There are some standards that you absolutely need to perform a task – like, er, big femurs. Others serve as a proxy for overall fitness – weeding out people who aren’t so muscled-up that they can’t run (true story) as well as people who aren’t so solely focused on cardiovascular fitness that they can’t lift heavy things. But to develop specific muscles to perform specific tasks of the kind we’re all wringing our hands over, people – males AND females – have to train. There’s no SEAL or Special Forces member who was selected because of his God-given VO2max. They worked hard.

However biased some standards may be (I am still mad that one stupid pull-up got between me, 7th-grade sit-ups-per-minute champion, and the Presidential Fitness Award), I am not worried about whether women will meet them. They’ll probably have to train harder than their male colleagues, but they’ll get there. They will continue to serve faithfully until they’ve proven to the rest of the nation what they proved to Dempsey and Panetta: that women are assets, not liabilities, on the battlefield.

In fact, I think we should get those guys “My girl is stronger than you” t-shirts – fitted ones. Maybe it will inspire them to do a few pull-ups of their own.


It’s About Time

Today’s great news: The Pentagon officially lifted its ban on women in combat. The landmark decision comes after years of advocacy and lawsuits, including one brought just this past November. It’s a big accomplishment.

However, as some initial responses indicate, we still have a long way to go in terms of combating public ignorance.

Of the nasty comments already being made about women’s capability on the battlefield, I’m only going to address three:

1) The myth of lower standards. Yes, women have more time to complete their two-mile run and get more points per push-up on the physical fitness test. But when was the last time someone had a push-up-off with a terrorist? Women are actually better suited for surviving harsh conditions, in large part because of their metabolic differences. For years, the U.S. military has struggled to recruit to standard due to rising obesity and poor public education. Embracing women not only widens the pool of recruits, it brings in other important physical skills – like flexibility, endurance, and ability to tolerate extreme heat and cold. Turns out that higher body fat comes in handy sometimes, and not just when bearing children. Who knew?

2.) The myth of the Hollywood battlefield. Nevermind that most women at my Crossfit gym can execute more push-ups in a minute than the average talking head has done all year – the modern U.S. military demands a lot of talents that go well beyond rucking. Ever heard of the “tooth-to-tail ratio”? That’s the number of boots on the ground for every pair folded under an office chair, and it’s still around 10-to-one.
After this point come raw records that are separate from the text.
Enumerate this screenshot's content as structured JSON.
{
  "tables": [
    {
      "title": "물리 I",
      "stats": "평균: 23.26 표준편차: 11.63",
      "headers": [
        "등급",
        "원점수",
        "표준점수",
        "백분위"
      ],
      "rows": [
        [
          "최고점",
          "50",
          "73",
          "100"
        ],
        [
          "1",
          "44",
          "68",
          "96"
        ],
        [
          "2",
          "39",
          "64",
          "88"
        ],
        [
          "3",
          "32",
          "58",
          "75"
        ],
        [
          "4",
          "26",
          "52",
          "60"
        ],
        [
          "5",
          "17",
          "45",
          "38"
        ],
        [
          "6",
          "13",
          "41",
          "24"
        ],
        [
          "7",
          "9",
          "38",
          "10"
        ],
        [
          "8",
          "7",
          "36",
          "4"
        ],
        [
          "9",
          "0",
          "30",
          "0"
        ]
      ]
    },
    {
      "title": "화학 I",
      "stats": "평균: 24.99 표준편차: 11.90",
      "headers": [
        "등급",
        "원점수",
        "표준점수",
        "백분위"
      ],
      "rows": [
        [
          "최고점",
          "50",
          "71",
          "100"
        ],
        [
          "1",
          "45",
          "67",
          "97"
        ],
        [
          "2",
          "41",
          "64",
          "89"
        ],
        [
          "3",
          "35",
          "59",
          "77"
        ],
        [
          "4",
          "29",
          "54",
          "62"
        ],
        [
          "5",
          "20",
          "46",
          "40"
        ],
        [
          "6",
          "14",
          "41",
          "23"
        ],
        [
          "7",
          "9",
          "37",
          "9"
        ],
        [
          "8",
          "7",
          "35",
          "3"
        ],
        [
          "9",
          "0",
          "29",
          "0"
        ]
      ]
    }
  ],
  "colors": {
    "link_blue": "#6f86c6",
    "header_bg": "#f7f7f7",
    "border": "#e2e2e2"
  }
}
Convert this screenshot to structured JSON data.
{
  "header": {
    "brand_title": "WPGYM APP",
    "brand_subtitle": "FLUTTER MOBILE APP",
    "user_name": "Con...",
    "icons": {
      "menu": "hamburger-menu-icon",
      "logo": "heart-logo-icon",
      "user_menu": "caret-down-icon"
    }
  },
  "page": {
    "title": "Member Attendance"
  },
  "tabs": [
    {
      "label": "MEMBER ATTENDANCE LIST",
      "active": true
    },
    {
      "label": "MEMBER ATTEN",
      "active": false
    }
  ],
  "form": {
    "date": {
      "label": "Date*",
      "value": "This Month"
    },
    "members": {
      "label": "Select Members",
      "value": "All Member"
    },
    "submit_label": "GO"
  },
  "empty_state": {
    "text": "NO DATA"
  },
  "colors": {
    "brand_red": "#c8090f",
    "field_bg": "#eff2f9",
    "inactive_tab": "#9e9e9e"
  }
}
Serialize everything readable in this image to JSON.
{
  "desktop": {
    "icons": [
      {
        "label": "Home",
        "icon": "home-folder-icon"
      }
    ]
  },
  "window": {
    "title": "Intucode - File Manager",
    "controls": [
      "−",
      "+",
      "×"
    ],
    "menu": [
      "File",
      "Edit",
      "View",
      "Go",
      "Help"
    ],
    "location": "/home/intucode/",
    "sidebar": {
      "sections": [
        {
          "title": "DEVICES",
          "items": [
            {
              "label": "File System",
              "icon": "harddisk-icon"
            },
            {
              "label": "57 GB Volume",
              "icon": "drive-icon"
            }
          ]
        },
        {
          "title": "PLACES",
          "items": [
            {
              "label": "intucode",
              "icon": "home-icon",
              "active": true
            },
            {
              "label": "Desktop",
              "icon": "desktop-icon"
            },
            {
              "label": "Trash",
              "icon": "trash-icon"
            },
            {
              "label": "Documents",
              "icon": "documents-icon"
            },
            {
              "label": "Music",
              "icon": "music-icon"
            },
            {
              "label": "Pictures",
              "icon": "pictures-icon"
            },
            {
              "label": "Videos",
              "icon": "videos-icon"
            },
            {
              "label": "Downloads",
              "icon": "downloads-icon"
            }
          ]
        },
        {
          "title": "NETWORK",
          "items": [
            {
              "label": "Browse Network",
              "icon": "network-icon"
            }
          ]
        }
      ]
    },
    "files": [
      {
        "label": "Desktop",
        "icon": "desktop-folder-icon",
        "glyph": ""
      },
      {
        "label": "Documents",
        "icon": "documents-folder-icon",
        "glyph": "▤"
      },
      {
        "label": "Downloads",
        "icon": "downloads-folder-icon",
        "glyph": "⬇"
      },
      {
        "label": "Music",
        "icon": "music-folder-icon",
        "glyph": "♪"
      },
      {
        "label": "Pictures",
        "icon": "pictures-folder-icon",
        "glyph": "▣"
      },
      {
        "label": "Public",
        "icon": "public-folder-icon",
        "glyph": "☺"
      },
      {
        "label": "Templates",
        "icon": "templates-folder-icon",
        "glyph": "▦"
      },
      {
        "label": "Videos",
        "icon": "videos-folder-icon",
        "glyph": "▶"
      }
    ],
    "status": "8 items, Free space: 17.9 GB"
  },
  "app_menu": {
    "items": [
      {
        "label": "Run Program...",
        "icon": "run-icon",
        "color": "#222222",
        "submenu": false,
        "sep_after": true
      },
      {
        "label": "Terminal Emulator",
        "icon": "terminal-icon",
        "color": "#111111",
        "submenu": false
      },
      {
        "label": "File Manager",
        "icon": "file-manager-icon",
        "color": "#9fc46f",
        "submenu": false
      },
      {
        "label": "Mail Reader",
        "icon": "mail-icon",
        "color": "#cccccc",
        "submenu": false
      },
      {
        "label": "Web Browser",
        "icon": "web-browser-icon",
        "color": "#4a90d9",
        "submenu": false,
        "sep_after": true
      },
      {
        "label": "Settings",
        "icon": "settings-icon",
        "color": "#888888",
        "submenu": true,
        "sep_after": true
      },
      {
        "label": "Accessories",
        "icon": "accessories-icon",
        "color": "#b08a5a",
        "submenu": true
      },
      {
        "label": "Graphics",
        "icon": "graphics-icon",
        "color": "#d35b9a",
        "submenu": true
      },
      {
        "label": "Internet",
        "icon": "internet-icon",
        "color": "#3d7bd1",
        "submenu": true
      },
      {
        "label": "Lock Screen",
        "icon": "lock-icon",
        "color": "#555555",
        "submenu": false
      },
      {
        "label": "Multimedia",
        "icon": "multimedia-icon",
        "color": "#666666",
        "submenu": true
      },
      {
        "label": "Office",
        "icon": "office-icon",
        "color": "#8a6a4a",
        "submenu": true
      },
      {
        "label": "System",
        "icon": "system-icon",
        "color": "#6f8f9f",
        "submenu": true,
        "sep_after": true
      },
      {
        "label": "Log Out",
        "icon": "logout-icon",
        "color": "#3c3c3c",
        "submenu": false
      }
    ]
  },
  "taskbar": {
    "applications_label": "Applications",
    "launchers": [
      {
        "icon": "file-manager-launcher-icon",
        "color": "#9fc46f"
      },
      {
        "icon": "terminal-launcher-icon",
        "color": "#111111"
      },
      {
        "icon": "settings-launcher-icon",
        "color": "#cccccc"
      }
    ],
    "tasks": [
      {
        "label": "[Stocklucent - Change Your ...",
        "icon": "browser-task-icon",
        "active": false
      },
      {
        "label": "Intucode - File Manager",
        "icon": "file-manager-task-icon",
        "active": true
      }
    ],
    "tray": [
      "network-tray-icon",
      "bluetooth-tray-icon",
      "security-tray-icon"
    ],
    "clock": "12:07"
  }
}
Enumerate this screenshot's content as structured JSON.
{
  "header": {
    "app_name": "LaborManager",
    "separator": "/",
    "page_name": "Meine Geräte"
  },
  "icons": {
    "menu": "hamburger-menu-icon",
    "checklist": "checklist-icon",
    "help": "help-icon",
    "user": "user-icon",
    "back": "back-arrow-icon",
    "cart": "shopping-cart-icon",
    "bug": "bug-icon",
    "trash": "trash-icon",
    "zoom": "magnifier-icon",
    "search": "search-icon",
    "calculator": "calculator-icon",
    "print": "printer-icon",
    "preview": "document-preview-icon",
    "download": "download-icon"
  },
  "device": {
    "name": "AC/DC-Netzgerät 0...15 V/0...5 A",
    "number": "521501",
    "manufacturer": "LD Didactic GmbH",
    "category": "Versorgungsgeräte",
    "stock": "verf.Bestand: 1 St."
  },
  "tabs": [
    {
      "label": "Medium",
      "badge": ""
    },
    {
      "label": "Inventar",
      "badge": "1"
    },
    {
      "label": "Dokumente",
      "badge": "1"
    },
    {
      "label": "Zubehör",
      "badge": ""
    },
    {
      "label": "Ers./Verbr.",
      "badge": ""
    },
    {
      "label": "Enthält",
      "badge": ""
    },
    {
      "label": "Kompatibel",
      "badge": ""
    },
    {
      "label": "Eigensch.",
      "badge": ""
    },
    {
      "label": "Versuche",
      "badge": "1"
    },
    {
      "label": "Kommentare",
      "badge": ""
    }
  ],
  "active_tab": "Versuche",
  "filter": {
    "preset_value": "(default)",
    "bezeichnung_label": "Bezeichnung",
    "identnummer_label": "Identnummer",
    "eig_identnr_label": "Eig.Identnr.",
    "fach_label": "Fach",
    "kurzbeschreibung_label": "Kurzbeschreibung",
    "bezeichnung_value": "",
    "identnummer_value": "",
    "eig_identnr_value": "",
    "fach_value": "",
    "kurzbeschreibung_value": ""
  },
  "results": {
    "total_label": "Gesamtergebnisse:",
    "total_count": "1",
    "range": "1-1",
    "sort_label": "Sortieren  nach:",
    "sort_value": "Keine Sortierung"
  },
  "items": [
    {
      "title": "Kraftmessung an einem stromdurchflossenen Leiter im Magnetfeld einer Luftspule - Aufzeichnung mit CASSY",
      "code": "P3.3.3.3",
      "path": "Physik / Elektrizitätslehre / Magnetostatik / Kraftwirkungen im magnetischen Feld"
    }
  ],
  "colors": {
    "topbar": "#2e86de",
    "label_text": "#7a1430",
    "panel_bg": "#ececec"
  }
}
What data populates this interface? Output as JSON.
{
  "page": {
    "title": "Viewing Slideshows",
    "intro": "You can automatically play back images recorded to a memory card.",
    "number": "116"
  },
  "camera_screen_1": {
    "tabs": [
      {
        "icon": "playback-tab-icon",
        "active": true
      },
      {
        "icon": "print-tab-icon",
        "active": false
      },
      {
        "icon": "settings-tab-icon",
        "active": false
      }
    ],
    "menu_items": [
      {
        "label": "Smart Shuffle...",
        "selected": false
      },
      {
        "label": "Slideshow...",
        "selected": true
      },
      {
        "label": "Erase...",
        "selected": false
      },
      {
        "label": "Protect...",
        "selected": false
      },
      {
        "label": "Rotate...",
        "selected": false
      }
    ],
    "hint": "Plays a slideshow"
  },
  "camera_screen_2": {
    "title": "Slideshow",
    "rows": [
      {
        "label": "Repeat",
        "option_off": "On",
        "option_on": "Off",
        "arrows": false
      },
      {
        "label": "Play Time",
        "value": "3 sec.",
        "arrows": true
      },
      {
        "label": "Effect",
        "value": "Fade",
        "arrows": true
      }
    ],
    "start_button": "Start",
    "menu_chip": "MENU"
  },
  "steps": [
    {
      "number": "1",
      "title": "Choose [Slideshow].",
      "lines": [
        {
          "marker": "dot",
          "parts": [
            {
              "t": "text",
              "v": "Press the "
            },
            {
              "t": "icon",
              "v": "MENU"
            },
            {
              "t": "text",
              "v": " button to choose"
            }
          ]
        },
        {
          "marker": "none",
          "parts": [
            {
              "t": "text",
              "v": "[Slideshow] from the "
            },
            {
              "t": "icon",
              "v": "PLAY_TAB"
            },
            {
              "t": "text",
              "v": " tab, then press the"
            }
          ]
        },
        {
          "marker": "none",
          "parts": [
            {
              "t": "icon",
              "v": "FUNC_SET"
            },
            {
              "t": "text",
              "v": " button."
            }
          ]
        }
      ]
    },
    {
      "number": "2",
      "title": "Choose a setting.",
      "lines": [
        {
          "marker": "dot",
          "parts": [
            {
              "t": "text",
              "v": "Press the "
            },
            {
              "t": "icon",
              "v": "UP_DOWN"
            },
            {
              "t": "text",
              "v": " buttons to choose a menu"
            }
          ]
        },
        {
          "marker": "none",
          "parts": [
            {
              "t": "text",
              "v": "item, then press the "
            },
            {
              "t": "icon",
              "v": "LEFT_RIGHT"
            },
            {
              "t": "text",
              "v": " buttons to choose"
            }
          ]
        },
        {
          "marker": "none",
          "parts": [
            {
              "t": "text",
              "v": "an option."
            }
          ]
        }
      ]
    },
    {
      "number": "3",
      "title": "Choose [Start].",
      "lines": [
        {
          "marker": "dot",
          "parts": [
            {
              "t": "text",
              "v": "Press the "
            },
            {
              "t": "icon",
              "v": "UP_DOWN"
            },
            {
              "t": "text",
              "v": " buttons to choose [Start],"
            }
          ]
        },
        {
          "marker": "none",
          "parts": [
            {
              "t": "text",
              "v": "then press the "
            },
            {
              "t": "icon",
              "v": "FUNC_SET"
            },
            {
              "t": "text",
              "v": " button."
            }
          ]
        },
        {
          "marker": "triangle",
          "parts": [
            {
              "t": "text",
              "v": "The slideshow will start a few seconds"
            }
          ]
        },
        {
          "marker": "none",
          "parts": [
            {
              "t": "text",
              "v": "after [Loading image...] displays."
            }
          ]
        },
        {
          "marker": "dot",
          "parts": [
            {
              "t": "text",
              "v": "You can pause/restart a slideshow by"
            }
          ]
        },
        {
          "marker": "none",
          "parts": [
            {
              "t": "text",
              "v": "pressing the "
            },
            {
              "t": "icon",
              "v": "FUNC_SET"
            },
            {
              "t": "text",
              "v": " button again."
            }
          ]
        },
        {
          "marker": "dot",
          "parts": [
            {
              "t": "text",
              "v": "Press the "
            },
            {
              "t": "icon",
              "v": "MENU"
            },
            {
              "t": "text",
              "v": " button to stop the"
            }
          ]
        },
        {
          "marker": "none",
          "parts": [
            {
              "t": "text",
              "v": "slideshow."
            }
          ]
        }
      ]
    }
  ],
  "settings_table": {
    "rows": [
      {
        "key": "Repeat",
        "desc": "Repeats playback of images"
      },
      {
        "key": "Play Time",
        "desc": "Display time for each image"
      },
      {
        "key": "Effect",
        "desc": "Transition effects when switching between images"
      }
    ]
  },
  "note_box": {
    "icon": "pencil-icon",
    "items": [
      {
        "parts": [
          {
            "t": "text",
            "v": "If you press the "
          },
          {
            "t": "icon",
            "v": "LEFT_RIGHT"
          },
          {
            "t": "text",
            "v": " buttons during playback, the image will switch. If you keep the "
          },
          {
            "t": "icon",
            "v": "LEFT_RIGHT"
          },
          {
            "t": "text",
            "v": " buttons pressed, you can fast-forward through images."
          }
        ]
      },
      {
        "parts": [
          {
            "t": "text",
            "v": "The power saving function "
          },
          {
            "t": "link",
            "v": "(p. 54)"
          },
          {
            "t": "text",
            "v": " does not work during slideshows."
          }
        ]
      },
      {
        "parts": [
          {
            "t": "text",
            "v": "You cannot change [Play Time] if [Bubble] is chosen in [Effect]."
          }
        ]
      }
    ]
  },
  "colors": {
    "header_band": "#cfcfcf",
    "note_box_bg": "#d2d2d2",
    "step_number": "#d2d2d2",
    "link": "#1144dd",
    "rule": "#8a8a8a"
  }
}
So, just as you can’t have a successful career while excluded from combat, nor does playing movie-star soldier merit lifetime taxpayer payroll. American women are already an important asset on the battlefield and in the thousands of desk jobs that are the bulk of the DOD’s work; this just means that they can finally be recognized for all of it.

3.) The myth of men who “can’t help themselves.” Although I appreciate the irony in saying that the same men who “can’t help but protect” women on the battlefield “can’t help but attack” them sexually later on, it simply isn’t true. There are plenty of real men in the U.S. armed forces. Those who really feel that gender segregation is necessary might consider fighting for the other side. Not only does al-Qaeda keep women in their place, I hear they’ve got an impressive stash of porn.

If, on the other hand, you consider this a landmark and believe women in the military deserve better, you can help by supporting the Service Women’s Action Network. Or, you know, watching The Hunger Games, doing Fran at Rx, and getting that overweight, opinionated he-man at the bar to attempt the splits. Some things are just better when they’re co-ed.